#### Molar Mass, Molecular Weight and Elemental Composition Calculator

Molar mass of N2 is 28.01340 ± 0.00040 g/mol
Compound name is nitrogen

Convert between N2 weight and moles
 Compound Moles Weight, g N2

Elemental composition of N2
ElementSymbolAtomic weightAtomsMass percent
NitrogenN14.00672100.0000

 Mass percent composition Atomic percent composition

Sample reactions for N2
 Equation Reaction type N2 + H2 = NH3 synthesis N2 + O2 = N2O synthesis Mg + N2 = Mg3N2 synthesis N2 + O2 = N2O5 synthesis Li + N2 = Li3N synthesis

Formula in Hill system is N2

### Computing molar mass (molar weight)

To calculate molar mass of a chemical compound enter its formula and click 'Compute'. In chemical formula you may use:
• Any chemical element.

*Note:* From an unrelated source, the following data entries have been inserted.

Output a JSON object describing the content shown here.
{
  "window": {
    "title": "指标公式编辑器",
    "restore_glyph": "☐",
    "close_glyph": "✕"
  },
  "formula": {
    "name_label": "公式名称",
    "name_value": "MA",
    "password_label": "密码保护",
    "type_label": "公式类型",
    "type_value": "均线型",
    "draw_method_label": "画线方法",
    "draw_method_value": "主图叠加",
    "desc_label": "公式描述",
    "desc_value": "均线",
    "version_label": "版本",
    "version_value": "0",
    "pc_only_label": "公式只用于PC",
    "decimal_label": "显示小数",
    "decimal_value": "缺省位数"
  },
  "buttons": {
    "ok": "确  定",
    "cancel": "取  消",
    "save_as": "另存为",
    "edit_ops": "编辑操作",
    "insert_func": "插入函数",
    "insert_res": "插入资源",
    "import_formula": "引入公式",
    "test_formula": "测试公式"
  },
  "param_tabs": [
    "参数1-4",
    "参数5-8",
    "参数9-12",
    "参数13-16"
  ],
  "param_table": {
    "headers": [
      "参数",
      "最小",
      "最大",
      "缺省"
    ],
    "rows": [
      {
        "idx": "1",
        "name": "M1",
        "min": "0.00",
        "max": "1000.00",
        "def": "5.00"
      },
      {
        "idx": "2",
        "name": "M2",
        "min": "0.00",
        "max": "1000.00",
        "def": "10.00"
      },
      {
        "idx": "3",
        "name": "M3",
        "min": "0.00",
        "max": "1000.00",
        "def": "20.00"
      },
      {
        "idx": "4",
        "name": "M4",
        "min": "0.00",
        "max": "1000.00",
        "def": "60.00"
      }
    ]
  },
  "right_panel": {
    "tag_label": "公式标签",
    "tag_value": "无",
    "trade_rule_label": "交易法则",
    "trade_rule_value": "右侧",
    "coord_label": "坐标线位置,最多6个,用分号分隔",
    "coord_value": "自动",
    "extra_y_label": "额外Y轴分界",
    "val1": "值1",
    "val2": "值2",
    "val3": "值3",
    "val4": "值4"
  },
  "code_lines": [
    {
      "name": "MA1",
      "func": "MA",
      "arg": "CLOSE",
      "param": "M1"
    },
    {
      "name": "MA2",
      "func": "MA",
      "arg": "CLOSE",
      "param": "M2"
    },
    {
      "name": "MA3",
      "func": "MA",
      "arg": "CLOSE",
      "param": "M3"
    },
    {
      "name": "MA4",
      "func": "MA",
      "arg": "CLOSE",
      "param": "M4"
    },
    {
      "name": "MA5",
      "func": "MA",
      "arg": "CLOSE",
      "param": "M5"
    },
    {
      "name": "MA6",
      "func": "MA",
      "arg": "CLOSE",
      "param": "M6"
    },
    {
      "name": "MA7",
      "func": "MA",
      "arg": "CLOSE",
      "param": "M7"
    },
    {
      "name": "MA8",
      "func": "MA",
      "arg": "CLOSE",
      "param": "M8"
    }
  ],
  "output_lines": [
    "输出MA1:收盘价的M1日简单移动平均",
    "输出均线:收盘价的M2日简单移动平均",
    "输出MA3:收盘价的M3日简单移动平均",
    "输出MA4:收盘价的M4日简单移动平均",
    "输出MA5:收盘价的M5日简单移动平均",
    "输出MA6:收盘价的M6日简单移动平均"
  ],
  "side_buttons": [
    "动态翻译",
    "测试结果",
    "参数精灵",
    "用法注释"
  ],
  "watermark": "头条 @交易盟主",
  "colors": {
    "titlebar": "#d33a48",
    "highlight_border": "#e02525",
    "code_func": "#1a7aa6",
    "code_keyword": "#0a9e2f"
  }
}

Capitalize the first letter in chemical symbol and use lower case for the remaining letters: Ca, Fe, Mg, Mn, S, O, H, C, N, Na, K, Cl, Al.
• Functional groups: D, Ph, Me, Et, Bu, AcAc, For, Ts, Tos, Bz, TMS, tBu, Bzl, Bn, Dmg
• parantesis () or brackets [].
• Common compound names.
Examples of molar mass computations: NaCl, Ca(OH)2, K4[Fe(CN)6], CuSO4*5H2O, water, nitric acid, potassium permanganate, ethanol, fructose.

Molar mass calculator also displays common compound name, Hill formula, elemental composition, mass percent composition, atomic percent compositions and allows to convert from weight to number of moles and vice versa.

### Computing molecular weight (molecular mass)

To calculate molecular weight of a chemical compound enter it's formula, specify its isotope mass number after each element in square brackets.
Examples of molecular weight computations: C[14]O[16]2, S[34]O[16]2.

### Definitions of molecular mass, molecular weight, molar mass and molar weight

• Molecular mass (molecular weight) is the mass of one molecule of a substance and is expressed in the unified atomic mass units (u). (1 u is equal to 1/12 the mass of one atom of carbon-12)
• Molar mass (molar weight) is the mass of one mole of a substance and is expressed in g/mol.
Weights of atoms and isotopes are from NIST article.